“At that point, I could have not returned to the country. I said live on Radio Liberty that I didn’t intend to remain in Europe, that I must to return to Baku, and that I am prepared for arrest. I returned, and in August 2014 I was arrested. On the basis of this same verdict I’m not allowed to change my place of residence, which is in effect a ban on leaving the country”.
The lawyer believes that such phenomena have become de-facto policy over the past years. Such punitive measures are used primarily against members of NGOs and independent journalists.
“The goal is to inhibit the normal activities of government critics. For example, I am a member of the European Union expert commission on legislative issues. I am often invited to various PACE, OSCE, UN and EU events. However, I should say that, despite the verdict by the Plenum of the Supreme Court, I was released to Strasbourg so that I could speak before PACE and undergo medical examination. They probably supposed that either I won’t return to Azerbaijan, or I’ll be more reserved during my speech…”.
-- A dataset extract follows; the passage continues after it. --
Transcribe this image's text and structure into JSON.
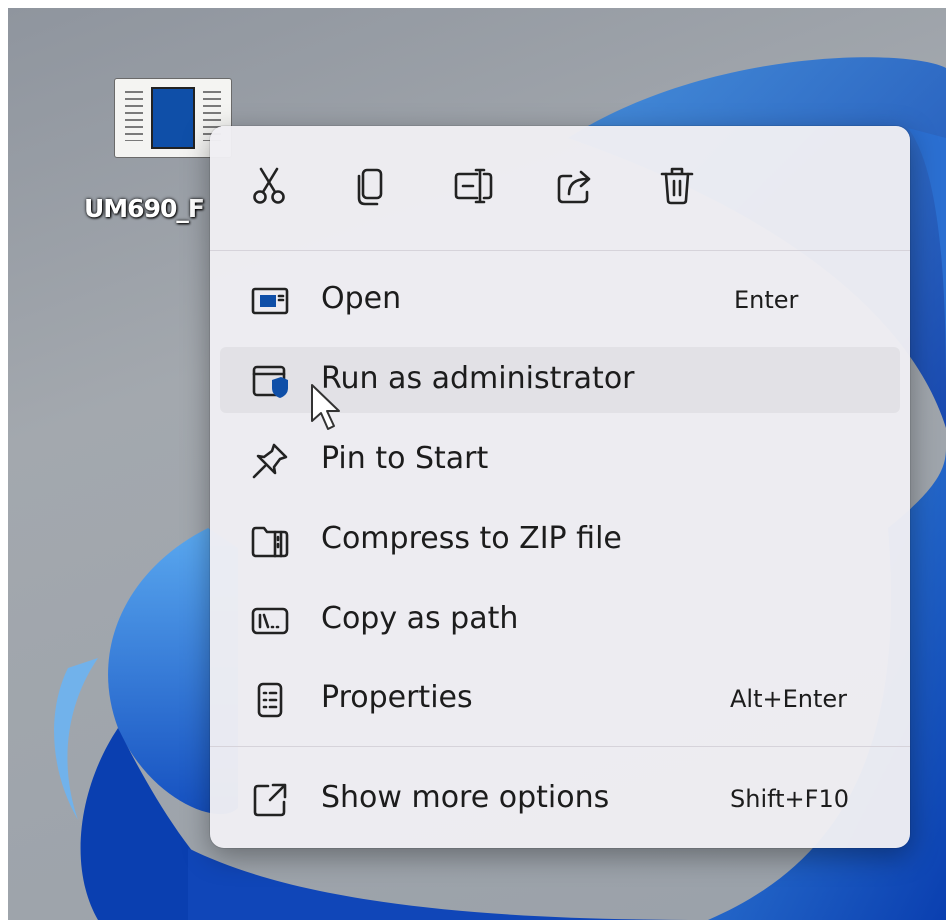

In Aliyev’s opinion, the government didn’t like his speech to PACE.
“After that trip, I wasn’t allowed to leave anymore. In October and November I even made a court appeal to be allowed to leave, because I received an invitation to participate in OSCE and PACE events. However, we were told that there is no such allowance for adjusting the rights of an individual serving a suspended sentence”.
Don’t come back, or you’ll never leave again!
Recently arrested and sentenced blogger Mehman Huseynov has been blacklisted since 2012.
A fabricated criminal case was brought against him back then.
“At that time, a court ruling set the investigative period at three months, during which I was forbidden from leaving not just the country: I didn’t even have the right to leave Baku without permission”.
About five years have passed since that time, but this ‘three-month’ investigative period has yet to come to an end. Throughout these five years, each and every time that he has needed to go to some region of Azerbaijan, Huseynov must request the permission from an investigator.
Mehman thinks that the government is punishing him in this way. But he has a thoroughly calm attitude towards this dilemma.
“They want to keep me on a short leash. They think that I’m suffering from the fact that I can’t leave the country. But this is fine with me. I want my country to transform into Europe, not leave it to go there [Europe]”.
The only thing that’s unpleasant for the blogger is that he cannot see his brother, Emin Huseynov. Emin was stripped of his Azerbaijani citizenship several years ago. At present, Emin has received political asylum in Switzerland, and the brothers can’t see one another. Mehman says, “This isn’t a big tragedy, I see this as a temporary difficulty. My activities are connected with Azerbaijan. I am a video-blogger who records illegal activities and rights violations in Azerbaijan. For this, there’s no need to leave the country”.
The video-blogger says that even if the ban on him leaving is removed, he won’t travel abroad for some time, simply based on principle. “Let them see that I’m here”.
Huseynov said these words before he was sentenced to two years in prison in early March.
Such a situation is typical for all ‘politicized’ people
Lawyer Fariz Namazli tells how the problem of travel bans is one also encountered by entrepreneurs who owe taxes.
“But in this case, there is nothing illegal. Sometimes they attain the right to leave the country by going through the necessary procedures. Whereas illegal travel bans are usually encountered by journalists, human rights activists, and, as they say here, the ‘politicized’”.
And though, according to the law, witnesses in criminal cases cannot be banned from leaving, there are, at this moment, around fifteen journalists in Azerbaijan whose rights have been restricted in this way.
Around five of these ‘banned witnesses’ have appealed to the European Court of Human Rights.